US-based automotive startup Divergent 3D has unveiled a new vehicle which showcases a new a disruptive approach to car manufacturing.
At the CES 2017 expo, the company showed off the Blade – a supercar manufactured entirely using 3D printing. While this isn’t the first car to incorporate this technology into its manufacturing process, the vehicle is unique in the efficiency of its construction.
Divergent noted that the manufacturing of automobiles was incredibly energy intensive, and often would use more energy (and create more emissions) than the vehicle’s entire lifetime fuel use. This means that even if battery electric cars would become mainstream, their manufacturing process would still contribute greatly to global warming.
Therefore, the company looked into ways to make this process much more energy efficient and thus reduce its overall environmental footprint. Its eventual solution was the use of 3D printed metal parts created via a process called laser sintering which then be connected together with a series of carbon fiber rods.
Each metal piece – called a Node – would be custom made without the need for advanced and bespoke tooling, saving significant amounts of energy in the process. Once all pieces were printed, they could be assembled in as little as half an hour into a fully-functioning car frame, over which a non-structural body would be affixed. Beyond being energy efficient, this construction method is reportedly both lighter and stronger than current materials allow.
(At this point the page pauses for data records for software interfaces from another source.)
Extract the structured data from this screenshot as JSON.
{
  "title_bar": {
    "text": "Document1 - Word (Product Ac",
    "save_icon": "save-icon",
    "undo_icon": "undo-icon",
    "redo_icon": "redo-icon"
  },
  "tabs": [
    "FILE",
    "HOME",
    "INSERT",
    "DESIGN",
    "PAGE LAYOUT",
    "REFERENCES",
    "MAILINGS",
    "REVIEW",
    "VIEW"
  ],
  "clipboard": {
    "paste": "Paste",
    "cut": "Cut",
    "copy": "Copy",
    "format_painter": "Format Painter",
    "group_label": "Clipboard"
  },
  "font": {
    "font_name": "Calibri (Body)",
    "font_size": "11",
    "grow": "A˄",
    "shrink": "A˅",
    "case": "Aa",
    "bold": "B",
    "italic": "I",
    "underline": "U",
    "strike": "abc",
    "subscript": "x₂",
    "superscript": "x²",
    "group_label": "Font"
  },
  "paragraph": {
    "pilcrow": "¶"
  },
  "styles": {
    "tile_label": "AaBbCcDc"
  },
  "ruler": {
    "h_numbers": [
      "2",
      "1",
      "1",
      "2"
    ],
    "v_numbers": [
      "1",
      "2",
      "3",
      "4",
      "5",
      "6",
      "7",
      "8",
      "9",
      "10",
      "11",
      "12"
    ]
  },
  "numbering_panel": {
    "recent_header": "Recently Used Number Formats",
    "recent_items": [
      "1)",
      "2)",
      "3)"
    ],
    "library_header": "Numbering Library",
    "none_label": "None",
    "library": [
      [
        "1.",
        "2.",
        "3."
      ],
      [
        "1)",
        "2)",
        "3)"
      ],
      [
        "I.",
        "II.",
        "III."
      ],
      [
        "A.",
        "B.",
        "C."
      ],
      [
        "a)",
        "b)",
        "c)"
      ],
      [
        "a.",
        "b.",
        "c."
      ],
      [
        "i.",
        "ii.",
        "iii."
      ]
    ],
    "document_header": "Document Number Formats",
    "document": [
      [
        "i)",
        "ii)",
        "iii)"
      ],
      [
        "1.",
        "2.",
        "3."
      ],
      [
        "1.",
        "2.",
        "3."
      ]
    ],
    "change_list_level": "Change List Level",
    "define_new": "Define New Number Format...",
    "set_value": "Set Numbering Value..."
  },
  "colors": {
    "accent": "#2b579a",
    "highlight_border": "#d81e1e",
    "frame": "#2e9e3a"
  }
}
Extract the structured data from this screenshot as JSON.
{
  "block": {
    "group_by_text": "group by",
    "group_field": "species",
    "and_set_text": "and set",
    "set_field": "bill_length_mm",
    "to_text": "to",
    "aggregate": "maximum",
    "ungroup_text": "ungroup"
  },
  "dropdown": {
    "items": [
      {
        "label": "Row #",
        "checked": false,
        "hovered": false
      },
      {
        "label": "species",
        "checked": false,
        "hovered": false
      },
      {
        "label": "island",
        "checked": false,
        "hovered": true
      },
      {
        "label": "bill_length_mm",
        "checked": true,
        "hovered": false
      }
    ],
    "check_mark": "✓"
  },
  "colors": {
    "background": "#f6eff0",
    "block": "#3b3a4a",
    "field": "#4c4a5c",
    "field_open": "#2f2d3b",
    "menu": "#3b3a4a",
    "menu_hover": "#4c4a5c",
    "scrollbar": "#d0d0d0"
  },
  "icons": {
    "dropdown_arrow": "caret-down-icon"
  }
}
While the Blade supercar showed off at CES 2017 demonstrates the viability of this tech in the real world, Divergent is intent on getting larger car manufacturers to begin using its 3D printing process. To this aim, last year the company announced a new deal with French carmaker Peugeot SA Group to explore ways to use 3D printing in the mass production of its vehicles.
Reportedly the two companies entered a long-term partnership to help Peugeot save on capital and optimize its car manufacturing processes. Nonetheless, Divergent 3D will have to overcome some of the existing downsides of 3D printing – most notably the slow speed of existing market printers – before its new manufacturing process can see mainstream success.